Category: News & PoliticsVia: perrie-halpern • 2 weeks ago • 63 comments
By: Tim Stelloh and The Associated Press
New Zealand Prime Minister Jacinda Ardern will step down by next month because she no longer has "enough in the tank" to do the job justice, she said.
"I'm leaving because with such a privileged role comes responsibility — to know when you're the right person to lead and also when you are not," said Ardern, who leads the country's Labour Party and won her first term 5½ years ago.
Ardern, 42, said Thursday afternoon local time (7 p.m. ET Wednesday) she would not seek re-election and planned to resign no later than Feb. 7.
"This has been the most fulfilling 5½ years of my life, but it has also had its challenges," she told reporters. "Amongst an agenda focused on housing, child poverty and climate change, we encountered a major biosecurity incursion, a domestic terror event, a major natural disaster, a global pandemic and an economic crisis.
"The decisions that have had to be made have been continual, and they have been weighty," she said.
The party has seven days to determine whether a new leader has more than two-thirds of caucus support, she said. A vote will occur Sunday.
If a new leader is selected, Ardern said, she will resign soon after and a new prime minister will be sworn in. If not, the vote will go to the wider party membership, she said.
"This has been the most fulfilling 5½ years of my life, but it has also had its challenges," New Zealand Prime Minister Jacinda Ardern said.Mark Mitchell / Pool via Getty Images file
Ardern said she plans to remain in Parliament in order to avoid a by-election.
"Beyond that I have no plan, no next steps," she said. "All I know is whatever I do I will try to find ways to keep working for New Zealand."
Ardern had faced a tough election campaign this year.
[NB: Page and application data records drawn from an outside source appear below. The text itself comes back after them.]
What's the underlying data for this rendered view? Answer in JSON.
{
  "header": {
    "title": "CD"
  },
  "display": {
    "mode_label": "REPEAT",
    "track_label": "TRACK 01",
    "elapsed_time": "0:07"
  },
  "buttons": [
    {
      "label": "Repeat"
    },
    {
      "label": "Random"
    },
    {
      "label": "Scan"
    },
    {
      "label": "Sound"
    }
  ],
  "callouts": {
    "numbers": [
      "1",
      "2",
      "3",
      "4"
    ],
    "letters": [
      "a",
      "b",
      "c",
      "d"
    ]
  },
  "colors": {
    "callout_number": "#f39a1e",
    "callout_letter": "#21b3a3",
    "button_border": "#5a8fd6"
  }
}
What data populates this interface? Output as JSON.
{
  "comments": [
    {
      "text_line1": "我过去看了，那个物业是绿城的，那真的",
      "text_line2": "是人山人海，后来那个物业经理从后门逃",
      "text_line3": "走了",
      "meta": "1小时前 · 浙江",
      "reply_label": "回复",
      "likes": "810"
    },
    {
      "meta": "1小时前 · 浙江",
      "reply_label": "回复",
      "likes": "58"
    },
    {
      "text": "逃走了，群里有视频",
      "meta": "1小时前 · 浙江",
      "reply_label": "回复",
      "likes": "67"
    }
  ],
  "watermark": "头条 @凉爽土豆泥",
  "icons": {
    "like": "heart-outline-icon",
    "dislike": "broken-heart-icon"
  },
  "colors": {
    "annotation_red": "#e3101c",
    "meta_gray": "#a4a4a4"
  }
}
Her liberal Labour Party won re-election two years ago in a landslide of historic proportions, but recent polls have put her party behind its conservative rivals.
She was lauded globally for her country's initial handling of the coronavirus pandemic after New Zealand managed for months to stop the virus at its borders. But its zero-tolerance strategy was abandoned once it was challenged by new variants and vaccines became available.
She faced tougher criticism at home that the strategy was too strict, and many of Ardern's right-wing critics cheered her resignation announcement.
Ardern announced last month that a Royal Commission of Inquiry would look into whether the government made the right decisions in battling Covid-19 and how it can better prepare for future pandemics. Its report is due next year.
Tim Stelloh is a breaking news reporter for NBC News Digital.
The Associated Press